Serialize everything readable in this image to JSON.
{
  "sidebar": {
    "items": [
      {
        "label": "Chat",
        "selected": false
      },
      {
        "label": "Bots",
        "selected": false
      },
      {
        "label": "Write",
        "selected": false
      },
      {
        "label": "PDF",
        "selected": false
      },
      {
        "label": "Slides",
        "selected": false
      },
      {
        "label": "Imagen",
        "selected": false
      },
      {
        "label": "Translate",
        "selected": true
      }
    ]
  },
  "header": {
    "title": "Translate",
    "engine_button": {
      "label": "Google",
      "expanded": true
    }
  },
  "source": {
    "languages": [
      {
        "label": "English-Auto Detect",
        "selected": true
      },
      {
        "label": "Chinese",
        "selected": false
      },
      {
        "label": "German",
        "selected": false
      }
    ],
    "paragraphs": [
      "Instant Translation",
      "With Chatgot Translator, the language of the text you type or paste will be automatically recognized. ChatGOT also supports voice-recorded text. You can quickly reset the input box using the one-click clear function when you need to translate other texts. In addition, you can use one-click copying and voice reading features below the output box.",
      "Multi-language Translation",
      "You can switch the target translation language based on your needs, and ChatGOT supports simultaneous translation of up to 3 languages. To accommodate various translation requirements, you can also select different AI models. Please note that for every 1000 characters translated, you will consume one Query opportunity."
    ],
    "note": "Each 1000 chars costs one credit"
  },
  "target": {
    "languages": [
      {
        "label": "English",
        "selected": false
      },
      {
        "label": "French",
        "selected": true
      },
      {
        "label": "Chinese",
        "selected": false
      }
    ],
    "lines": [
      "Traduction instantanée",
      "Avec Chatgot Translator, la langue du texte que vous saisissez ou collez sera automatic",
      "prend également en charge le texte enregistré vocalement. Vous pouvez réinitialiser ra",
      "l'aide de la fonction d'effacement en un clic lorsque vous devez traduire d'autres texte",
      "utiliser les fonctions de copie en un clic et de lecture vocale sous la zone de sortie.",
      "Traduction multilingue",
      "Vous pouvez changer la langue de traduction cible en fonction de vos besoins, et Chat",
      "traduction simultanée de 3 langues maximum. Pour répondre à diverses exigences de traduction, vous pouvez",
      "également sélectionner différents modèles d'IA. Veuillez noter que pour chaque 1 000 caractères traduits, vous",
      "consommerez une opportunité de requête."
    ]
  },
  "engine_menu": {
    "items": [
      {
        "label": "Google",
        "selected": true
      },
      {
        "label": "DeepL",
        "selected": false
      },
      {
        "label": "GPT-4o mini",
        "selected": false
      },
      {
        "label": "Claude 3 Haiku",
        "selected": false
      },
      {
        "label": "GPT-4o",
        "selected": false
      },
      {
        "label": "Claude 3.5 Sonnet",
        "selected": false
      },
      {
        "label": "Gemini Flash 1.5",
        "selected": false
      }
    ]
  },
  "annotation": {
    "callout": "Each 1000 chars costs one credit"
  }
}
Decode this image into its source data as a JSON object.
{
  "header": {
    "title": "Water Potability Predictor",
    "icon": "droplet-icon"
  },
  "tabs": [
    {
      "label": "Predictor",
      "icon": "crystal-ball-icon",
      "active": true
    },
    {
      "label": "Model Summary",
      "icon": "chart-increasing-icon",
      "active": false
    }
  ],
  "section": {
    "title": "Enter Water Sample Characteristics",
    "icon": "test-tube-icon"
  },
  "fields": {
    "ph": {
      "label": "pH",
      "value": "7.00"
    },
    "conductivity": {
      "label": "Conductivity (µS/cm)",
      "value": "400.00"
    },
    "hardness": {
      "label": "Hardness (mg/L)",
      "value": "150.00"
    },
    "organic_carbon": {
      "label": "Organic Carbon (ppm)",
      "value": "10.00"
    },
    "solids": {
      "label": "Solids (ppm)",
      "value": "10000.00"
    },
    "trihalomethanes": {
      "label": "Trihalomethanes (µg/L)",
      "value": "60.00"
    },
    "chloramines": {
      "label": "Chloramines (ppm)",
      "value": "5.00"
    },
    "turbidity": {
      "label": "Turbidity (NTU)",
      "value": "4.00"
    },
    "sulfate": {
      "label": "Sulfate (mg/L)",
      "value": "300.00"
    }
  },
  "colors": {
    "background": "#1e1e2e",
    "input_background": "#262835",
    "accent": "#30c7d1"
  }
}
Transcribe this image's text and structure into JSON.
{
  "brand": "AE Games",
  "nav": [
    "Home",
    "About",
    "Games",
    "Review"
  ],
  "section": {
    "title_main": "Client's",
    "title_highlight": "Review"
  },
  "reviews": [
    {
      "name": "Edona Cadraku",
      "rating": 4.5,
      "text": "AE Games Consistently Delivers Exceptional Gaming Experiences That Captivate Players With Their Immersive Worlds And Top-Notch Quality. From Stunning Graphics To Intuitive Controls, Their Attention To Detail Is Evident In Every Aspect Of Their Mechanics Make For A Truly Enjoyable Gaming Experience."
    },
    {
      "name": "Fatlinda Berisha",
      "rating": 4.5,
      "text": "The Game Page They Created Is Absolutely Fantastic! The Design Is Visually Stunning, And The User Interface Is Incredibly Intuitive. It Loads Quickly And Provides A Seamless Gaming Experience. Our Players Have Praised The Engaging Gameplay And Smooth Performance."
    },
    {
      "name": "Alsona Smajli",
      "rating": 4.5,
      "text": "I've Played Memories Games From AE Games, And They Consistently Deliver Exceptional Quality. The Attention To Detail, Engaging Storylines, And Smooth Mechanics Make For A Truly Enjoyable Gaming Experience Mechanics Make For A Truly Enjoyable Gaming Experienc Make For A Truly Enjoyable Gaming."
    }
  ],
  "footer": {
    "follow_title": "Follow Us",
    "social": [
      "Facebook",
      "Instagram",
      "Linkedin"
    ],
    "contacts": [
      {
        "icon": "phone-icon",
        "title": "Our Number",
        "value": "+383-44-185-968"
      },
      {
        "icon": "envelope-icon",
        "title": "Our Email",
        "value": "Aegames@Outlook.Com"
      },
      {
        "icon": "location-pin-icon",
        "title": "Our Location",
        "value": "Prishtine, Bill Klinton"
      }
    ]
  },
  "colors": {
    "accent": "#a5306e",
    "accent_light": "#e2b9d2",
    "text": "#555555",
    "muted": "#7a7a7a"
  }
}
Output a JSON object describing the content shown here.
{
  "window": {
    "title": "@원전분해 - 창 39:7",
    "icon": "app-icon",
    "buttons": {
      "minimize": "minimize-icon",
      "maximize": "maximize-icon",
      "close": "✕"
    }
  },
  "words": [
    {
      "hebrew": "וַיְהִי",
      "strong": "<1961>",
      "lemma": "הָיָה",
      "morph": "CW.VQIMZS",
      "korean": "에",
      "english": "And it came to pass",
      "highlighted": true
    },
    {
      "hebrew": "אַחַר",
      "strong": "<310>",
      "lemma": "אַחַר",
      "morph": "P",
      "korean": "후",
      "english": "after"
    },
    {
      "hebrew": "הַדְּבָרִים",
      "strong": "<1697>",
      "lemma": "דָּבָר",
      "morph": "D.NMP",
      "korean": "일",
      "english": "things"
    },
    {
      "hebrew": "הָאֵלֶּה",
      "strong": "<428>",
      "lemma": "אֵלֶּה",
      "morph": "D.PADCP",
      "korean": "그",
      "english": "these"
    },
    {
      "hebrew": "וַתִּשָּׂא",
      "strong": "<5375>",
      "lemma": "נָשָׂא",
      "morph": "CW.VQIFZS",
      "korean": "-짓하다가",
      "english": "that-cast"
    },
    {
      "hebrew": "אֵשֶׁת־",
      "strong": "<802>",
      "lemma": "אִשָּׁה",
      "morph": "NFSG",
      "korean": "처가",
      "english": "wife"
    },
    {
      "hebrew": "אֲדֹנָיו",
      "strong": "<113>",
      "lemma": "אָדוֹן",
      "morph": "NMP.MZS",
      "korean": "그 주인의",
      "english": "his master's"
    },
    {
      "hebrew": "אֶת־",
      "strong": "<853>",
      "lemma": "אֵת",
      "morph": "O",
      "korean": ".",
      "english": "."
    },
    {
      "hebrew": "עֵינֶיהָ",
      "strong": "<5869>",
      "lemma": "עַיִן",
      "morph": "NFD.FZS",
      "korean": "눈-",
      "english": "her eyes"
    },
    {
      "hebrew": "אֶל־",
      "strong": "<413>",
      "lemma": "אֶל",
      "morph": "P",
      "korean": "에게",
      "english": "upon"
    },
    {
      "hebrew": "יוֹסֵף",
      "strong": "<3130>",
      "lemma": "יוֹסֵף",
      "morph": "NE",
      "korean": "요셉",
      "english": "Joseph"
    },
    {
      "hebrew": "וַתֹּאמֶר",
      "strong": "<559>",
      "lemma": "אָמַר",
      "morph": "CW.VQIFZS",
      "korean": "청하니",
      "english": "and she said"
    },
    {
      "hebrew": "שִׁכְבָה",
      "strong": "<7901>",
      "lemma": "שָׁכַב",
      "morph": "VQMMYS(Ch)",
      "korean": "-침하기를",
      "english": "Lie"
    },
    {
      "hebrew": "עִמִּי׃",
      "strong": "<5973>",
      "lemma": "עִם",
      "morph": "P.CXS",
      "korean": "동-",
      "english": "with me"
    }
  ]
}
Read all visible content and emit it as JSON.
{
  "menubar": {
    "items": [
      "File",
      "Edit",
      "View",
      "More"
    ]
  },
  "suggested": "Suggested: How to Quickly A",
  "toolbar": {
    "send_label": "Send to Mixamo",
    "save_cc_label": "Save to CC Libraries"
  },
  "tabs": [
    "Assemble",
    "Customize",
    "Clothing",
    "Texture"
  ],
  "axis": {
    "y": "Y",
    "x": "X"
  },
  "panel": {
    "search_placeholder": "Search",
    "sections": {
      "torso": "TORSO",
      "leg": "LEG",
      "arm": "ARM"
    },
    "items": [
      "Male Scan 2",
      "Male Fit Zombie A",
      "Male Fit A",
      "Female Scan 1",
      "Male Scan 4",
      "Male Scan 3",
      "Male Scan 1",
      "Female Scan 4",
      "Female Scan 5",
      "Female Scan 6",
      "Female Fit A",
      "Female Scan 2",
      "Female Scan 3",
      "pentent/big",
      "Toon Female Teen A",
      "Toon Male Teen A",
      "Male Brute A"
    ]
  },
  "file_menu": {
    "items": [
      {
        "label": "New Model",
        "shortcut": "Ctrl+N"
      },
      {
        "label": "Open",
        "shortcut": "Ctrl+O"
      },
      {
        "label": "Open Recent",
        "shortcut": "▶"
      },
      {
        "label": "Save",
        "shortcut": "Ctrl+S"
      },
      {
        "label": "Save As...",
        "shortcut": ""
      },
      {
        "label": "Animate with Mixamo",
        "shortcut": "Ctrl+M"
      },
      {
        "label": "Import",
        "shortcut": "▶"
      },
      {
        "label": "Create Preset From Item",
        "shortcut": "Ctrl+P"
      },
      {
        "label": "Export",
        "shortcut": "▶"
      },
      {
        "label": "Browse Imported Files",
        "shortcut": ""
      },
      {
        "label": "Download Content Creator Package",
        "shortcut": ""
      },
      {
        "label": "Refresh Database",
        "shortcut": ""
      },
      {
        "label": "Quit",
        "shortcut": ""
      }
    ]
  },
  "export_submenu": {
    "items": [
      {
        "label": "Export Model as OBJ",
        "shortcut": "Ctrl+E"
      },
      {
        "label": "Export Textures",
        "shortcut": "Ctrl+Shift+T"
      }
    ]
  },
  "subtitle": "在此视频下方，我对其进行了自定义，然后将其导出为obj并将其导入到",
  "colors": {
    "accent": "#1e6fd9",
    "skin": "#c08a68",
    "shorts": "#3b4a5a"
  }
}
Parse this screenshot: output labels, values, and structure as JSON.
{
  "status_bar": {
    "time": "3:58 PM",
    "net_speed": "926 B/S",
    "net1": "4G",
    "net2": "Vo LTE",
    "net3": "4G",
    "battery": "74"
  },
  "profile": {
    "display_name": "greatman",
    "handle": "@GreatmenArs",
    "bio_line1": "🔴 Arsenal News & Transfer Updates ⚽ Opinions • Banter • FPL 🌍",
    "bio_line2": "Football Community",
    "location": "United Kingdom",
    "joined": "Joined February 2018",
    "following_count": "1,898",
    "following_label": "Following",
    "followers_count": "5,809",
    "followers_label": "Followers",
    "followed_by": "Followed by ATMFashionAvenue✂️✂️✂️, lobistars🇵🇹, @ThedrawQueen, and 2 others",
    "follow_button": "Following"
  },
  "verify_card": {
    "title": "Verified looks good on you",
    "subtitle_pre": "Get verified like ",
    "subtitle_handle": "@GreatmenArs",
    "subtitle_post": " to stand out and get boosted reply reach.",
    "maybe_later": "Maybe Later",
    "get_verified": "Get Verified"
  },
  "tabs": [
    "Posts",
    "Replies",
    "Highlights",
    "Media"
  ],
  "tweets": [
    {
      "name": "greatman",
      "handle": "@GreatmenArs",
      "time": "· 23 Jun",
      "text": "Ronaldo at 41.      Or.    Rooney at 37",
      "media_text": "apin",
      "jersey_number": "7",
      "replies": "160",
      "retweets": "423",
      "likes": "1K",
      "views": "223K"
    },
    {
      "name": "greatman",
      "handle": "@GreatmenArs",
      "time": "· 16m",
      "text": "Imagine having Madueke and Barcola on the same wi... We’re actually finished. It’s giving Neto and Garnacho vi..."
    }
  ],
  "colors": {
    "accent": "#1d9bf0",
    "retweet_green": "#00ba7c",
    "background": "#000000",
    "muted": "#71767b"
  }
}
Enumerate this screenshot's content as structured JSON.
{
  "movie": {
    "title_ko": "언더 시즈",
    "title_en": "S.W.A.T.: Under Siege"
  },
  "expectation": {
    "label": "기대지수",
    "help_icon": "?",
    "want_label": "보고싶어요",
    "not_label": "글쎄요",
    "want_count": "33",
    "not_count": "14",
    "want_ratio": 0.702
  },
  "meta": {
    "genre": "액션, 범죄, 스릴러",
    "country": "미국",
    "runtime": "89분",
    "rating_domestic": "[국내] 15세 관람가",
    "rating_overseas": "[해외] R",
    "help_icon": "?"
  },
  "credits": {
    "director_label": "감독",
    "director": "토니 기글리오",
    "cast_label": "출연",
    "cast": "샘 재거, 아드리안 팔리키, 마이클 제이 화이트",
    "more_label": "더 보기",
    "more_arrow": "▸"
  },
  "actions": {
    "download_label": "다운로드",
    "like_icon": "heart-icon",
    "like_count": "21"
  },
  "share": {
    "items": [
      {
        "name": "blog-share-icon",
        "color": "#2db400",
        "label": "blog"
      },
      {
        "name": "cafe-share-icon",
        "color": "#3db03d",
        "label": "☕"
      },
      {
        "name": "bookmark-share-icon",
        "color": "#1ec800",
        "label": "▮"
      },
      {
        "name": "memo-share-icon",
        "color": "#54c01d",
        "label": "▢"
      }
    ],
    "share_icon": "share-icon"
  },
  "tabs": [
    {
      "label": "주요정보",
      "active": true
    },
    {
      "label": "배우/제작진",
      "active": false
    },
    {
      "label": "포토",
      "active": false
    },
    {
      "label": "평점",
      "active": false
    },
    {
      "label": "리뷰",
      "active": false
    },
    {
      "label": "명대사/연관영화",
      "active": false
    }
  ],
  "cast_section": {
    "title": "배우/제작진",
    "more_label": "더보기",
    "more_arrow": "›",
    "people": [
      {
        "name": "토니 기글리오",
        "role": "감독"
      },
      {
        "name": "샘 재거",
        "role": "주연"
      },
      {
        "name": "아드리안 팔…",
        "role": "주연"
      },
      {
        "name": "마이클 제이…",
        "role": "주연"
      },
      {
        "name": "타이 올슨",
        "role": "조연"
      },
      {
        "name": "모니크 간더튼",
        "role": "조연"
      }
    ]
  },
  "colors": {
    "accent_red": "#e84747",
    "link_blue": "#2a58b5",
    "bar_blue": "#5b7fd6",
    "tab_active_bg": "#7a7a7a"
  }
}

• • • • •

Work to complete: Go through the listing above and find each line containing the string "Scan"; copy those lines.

Solved exercise:
      "Male Scan 2",
      "Female Scan 1",
      "Male Scan 4",
      "Male Scan 3",
      "Male Scan 1",
      "Female Scan 4",
      "Female Scan 5",
      "Female Scan 6",
      "Female Scan 2",
      "Female Scan 3",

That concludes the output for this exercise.